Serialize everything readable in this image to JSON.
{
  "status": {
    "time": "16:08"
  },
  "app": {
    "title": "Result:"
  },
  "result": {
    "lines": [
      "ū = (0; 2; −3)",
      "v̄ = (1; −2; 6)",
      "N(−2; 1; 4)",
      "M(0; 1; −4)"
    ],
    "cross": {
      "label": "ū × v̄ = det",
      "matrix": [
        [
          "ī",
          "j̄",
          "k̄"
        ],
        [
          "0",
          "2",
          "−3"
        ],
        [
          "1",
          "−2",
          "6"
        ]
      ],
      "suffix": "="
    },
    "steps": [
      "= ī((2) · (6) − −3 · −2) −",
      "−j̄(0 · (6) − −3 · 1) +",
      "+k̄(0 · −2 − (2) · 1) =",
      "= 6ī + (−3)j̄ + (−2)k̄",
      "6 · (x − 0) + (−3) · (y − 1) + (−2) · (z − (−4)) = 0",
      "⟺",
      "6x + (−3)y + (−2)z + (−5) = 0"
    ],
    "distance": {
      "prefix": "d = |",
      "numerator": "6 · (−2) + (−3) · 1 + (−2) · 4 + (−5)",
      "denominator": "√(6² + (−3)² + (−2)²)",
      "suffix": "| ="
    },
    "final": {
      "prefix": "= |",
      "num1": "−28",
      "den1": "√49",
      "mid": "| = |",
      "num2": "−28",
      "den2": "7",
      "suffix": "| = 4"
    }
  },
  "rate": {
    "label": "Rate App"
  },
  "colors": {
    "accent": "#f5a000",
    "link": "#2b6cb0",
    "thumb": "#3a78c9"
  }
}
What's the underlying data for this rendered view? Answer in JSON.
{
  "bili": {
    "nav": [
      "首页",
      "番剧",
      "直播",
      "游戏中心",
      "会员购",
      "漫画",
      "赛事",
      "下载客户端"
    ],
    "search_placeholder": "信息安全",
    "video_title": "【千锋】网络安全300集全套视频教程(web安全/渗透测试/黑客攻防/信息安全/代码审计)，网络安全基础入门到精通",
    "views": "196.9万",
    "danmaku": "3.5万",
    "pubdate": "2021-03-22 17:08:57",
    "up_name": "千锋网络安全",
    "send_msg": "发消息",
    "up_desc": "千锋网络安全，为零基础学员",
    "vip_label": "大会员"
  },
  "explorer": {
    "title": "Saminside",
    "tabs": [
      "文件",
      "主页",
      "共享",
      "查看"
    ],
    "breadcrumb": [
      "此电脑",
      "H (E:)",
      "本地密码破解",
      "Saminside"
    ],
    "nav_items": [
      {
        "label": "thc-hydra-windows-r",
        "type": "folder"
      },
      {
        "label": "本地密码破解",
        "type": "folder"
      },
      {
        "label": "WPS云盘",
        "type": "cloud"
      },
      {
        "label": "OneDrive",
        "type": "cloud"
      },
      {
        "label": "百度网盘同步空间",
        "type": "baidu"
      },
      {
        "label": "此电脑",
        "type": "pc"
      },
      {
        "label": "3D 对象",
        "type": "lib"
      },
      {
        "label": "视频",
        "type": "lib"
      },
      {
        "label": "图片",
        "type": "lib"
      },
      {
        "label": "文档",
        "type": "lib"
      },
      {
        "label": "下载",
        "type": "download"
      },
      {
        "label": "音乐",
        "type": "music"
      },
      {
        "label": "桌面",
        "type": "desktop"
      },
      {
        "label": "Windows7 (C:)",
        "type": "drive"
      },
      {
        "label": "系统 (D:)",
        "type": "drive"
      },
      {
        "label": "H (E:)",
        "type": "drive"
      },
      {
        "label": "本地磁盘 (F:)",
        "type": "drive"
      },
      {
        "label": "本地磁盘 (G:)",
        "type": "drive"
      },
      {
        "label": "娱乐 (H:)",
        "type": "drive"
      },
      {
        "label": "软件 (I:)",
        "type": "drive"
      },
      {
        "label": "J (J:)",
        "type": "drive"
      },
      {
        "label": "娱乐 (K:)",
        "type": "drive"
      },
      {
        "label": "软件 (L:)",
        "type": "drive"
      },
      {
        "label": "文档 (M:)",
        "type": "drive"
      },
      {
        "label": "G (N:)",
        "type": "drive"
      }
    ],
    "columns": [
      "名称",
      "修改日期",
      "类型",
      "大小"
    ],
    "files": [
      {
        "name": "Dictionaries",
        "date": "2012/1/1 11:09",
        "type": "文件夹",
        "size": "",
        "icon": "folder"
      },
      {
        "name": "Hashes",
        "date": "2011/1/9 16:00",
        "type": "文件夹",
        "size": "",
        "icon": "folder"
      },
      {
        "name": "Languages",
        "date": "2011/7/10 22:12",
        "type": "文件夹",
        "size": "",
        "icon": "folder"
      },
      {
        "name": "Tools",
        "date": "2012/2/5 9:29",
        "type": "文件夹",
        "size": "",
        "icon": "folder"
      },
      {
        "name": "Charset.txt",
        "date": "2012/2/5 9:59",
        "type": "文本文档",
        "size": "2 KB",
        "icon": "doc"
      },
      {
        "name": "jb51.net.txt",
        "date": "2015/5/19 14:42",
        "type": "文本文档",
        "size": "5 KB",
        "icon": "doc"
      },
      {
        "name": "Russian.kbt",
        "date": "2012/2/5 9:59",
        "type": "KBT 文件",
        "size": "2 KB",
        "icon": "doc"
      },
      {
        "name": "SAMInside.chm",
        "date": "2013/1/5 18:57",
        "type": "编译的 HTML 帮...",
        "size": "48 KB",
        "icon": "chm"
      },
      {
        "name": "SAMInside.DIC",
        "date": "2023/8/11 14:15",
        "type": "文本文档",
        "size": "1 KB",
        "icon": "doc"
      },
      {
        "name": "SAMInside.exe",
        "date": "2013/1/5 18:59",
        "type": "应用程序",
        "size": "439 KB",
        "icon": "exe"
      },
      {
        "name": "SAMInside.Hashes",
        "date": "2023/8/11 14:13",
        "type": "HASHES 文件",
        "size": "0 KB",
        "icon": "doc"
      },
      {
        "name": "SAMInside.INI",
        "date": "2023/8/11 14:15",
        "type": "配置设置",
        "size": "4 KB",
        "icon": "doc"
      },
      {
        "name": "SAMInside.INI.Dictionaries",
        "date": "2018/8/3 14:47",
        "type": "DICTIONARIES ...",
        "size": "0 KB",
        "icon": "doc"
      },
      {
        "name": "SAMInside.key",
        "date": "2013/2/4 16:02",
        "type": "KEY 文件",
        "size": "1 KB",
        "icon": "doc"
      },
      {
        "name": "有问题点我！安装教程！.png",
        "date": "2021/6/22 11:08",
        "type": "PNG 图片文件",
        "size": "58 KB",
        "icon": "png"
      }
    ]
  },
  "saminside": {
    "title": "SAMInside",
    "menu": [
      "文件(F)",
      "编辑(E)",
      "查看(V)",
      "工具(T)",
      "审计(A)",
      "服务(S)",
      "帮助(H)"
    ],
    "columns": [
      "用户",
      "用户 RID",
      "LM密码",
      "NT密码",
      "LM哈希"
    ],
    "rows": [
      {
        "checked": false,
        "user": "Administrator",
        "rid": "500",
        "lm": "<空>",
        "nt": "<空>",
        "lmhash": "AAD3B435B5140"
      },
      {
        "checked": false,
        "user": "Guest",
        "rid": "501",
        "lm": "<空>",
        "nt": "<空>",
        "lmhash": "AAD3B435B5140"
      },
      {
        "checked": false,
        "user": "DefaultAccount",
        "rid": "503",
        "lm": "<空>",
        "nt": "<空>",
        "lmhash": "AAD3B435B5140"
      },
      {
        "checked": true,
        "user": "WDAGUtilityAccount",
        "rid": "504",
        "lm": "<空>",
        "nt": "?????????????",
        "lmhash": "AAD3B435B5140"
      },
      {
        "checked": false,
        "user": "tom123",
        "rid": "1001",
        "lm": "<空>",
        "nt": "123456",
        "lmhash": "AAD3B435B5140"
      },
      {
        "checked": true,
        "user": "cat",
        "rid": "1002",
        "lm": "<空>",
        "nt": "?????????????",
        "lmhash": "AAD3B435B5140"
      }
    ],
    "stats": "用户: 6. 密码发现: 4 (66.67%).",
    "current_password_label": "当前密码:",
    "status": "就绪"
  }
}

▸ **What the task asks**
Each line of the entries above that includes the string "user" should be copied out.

▸ **Final answer**
        "user": "Administrator",
        "user": "Guest",
        "user": "DefaultAccount",
        "user": "WDAGUtilityAccount",
        "user": "tom123",
        "user": "cat",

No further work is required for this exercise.